The question of what to post touches on another hobby: geneology.
Today for your amusement I have a list of twenty English monarchs, of varying levels of fame, in order of their appearance. (I have to specify English monarchs, since numbering gets tricky after 1707.) Your task, should you choose to accept it, is to identify which ones are in the current royal family’s direct lineage.
Or you can skip to the bottom to look at the answers. You might find it interesting.
So here we go:

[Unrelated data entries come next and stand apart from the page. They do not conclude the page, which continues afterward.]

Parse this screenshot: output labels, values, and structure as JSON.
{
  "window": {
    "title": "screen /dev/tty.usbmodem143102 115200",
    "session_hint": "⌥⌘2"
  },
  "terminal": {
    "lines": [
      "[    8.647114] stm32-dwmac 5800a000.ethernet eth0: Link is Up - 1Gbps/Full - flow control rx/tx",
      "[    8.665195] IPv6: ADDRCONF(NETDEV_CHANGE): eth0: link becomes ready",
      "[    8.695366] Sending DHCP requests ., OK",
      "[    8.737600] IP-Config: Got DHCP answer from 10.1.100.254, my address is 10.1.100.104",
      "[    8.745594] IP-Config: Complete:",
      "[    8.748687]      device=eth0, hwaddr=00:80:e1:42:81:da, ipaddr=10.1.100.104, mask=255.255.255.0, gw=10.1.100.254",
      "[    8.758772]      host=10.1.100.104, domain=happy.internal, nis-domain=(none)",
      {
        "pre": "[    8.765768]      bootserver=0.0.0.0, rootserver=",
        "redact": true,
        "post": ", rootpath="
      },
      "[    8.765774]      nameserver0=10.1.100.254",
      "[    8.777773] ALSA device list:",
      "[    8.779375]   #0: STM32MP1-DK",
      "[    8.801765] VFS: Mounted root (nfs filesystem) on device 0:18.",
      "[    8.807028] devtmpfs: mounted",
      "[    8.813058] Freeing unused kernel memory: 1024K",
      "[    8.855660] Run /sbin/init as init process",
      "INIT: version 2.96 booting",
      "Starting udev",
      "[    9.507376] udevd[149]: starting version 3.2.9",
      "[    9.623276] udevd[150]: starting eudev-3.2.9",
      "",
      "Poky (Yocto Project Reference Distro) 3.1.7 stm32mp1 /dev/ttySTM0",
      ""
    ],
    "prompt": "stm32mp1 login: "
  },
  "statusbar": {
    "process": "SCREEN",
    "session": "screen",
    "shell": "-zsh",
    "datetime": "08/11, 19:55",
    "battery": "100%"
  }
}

- Harold II Godwinson (1066)
- William I the Conquerer (1066-1087)
- Richard I the Lionhart (1189-1199) –of Robin Hood fame
- John (1199-1215) –…likewise
- Edward I (1272-1307) –of William Wallace fame
- Richard II (1377-1399) –of Peasants’ Revolt fame
- Henry IV (1399-1413) –who provoked the Wars of the Roses (in a way)
- Henry V (1413-1422) –Shakespeare’s classic hero
- Richard III (1483-1485) –Shakespeare’s classic villain
- Henry VII (1485-1509) –who finished the Wars of the Roses
- Henry VIII (1509-1547) –of Six Wives fame
- Mary I (1553-1558) — who had a boat named after her
- Elizabeth I (1558-1603) –…likewise
- James I (1603-1625) –of Bible Translation fame
- Charles I (1625-1649) –of whom Cromwell took a dislike
- James II (1685-1688) –whose subjects were Gloriously Revolting
- Anne (1702-1714) — has three plants named after her
- George I (1714-1727) –famous for employing G. F. Handel
- George III (1760-1820) –famous (over here) for…well, you know
- Victoria (1837-1901) –famous for not being amused
And here are the answers, as far as I know them. I admit my knowledge is incomplete on the subject; if you have information on some obscure connection that I don’t know about, please post with the details.
1: Nán (that’s “no” in Anglo-Saxon…I think). 2: Oui. 3: Non. 4: Oui. 5: Yea. 6: Nay. 7: Nay. 8: No, but his widow is: she remarried into the Tudor family (yes, those Tudors). 9. Nay. 10. Cywir (that’s Welsh for “true,” by the way). 11: Nay. 12: Nay. 13. Still nay. 14: Aye. 15: No. 16: No. 17: Still no. 18: Ja. 19: Yes. 20: Well, of course….